The Deal

As part of the agreement, the universities agreed to maintain the defined-benefits plan for a three-year transitional period, with an independent re-valuation of the future of the USS fund. Both were union demands that the employers had previously refused to consider.

But the deal was in other respects a large step backward. The “transitional” nature of the agreement implied that further unwanted changes would take place at the end of the period. At best, the UCU would be dragged into another dispute in three years’ time.

Other aspects of the deal would make that dispute harder to win. In return for a temporary halt to their larger transformation of the USS plan, management negotiators insisted on a drop in the salary threshold and a drop in the accrual rate. Benefit increases would be capped at the rate of inflation up to 2.5 percent—an inflation rate currently exceeded in the UK. They also raised the level of employer and employee contributions to the fund. Translated into English, this would mean that benefits for future retirees would fall, even as their contributions would rise.

Insult followed injury. According to the agreement, UCU members would lose pay for strike days; yet the UCU promised to “encourage its members to prioritise the rescheduling of teaching in order to minimise the disruption to students.” This promise of unpaid, retroactive strikebreaking angered UCU members as much as the pension changes, which few outside the pensions industry fully understand.

The UCU has already suggested a further 14 days of strike action after the break, and a grading boycott to follow. That would extend the strike until the end of the academic year. It’s difficult to determine whether enough UCU members can stomach further industrial action, or whether they will retain student support during that time.

The other unknown variable is management. Will enough university managers convince their representatives to shelve drastic changes to pensions, or will they dig in their heels?
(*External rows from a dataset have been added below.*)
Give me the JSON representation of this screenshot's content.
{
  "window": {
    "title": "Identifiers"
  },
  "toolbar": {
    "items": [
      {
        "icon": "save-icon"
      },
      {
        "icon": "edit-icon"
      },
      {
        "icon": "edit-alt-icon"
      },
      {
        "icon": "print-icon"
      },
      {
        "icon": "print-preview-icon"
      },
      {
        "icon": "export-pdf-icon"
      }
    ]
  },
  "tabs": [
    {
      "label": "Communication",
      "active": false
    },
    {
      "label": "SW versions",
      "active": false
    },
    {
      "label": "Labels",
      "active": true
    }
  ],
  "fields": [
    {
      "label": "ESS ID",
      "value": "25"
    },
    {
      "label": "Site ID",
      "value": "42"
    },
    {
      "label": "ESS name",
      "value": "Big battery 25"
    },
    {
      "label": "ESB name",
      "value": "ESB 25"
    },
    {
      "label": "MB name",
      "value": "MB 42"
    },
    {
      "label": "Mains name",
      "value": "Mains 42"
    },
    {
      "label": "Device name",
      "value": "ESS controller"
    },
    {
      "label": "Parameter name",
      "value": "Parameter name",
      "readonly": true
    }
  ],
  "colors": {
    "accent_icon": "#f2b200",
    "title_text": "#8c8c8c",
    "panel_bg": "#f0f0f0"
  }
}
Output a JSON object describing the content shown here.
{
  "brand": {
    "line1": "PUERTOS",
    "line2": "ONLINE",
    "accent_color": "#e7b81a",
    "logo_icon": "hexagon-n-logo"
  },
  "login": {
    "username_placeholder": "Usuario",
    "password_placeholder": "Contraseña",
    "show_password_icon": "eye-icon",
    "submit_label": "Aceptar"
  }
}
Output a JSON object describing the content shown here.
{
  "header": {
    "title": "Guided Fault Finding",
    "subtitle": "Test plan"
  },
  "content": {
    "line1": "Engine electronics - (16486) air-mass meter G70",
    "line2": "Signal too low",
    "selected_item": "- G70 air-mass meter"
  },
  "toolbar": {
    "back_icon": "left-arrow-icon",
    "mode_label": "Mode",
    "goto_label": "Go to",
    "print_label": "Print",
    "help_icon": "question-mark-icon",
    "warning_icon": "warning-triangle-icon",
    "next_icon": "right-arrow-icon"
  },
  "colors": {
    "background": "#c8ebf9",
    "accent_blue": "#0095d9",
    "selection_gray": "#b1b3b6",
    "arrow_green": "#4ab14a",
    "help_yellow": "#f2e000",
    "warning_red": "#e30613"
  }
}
The answer will determine whether UCU members see the next offer as capitulation or victory.

Steven Parfitt is a UCU member, a former shop steward at New Zealand Post, and a teaching fellow in history on a nine-month contract at Loughborough University.